* RECORDS SHOWN:
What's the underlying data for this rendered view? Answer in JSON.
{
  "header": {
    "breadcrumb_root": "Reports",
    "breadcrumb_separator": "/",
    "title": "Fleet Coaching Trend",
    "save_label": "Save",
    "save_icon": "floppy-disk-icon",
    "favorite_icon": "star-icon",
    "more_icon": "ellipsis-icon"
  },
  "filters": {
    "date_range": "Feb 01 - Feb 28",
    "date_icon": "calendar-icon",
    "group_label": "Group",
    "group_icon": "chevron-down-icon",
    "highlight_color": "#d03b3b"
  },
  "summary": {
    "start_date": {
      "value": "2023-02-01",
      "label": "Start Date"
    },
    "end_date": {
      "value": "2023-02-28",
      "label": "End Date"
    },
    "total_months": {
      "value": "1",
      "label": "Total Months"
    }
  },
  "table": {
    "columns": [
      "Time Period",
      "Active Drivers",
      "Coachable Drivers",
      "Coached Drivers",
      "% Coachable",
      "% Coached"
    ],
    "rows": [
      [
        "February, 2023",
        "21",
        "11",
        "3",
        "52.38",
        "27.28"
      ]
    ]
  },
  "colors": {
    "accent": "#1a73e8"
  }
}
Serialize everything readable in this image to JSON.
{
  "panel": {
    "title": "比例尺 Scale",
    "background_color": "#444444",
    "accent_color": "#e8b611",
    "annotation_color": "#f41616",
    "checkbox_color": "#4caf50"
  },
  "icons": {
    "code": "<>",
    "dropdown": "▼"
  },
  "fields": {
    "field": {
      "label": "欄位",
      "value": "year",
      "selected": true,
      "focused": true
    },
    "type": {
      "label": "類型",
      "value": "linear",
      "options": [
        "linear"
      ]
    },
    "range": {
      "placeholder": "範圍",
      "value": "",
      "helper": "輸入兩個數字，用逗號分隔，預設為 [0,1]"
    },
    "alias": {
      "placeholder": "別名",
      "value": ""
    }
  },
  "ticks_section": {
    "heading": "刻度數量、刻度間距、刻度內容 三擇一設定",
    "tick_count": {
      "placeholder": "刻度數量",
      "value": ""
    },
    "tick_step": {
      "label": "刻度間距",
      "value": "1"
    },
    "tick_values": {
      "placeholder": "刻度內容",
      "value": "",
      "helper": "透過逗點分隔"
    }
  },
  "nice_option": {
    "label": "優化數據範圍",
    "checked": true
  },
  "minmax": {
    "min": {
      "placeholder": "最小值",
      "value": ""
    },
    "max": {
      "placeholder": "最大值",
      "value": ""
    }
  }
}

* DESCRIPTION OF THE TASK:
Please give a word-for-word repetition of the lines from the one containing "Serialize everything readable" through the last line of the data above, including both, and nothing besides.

* TASK ANSWER:
Serialize everything readable in this image to JSON.
{
  "panel": {
    "title": "比例尺 Scale",
    "background_color": "#444444",
    "accent_color": "#e8b611",
    "annotation_color": "#f41616",
    "checkbox_color": "#4caf50"
  },
  "icons": {
    "code": "<>",
    "dropdown": "▼"
  },
  "fields": {
    "field": {
      "label": "欄位",
      "value": "year",
      "selected": true,
      "focused": true
    },
    "type": {
      "label": "類型",
      "value": "linear",
      "options": [
        "linear"
      ]
    },
    "range": {
      "placeholder": "範圍",
      "value": "",
      "helper": "輸入兩個數字，用逗號分隔，預設為 [0,1]"
    },
    "alias": {
      "placeholder": "別名",
      "value": ""
    }
  },
  "ticks_section": {
    "heading": "刻度數量、刻度間距、刻度內容 三擇一設定",
    "tick_count": {
      "placeholder": "刻度數量",
      "value": ""
    },
    "tick_step": {
      "label": "刻度間距",
      "value": "1"
    },
    "tick_values": {
      "placeholder": "刻度內容",
      "value": "",
      "helper": "透過逗點分隔"
    }
  },
  "nice_option": {
    "label": "優化數據範圍",
    "checked": true
  },
  "minmax": {
    "min": {
      "placeholder": "最小值",
      "value": ""
    },
    "max": {
      "placeholder": "最大值",
      "value": ""
    }
  }
}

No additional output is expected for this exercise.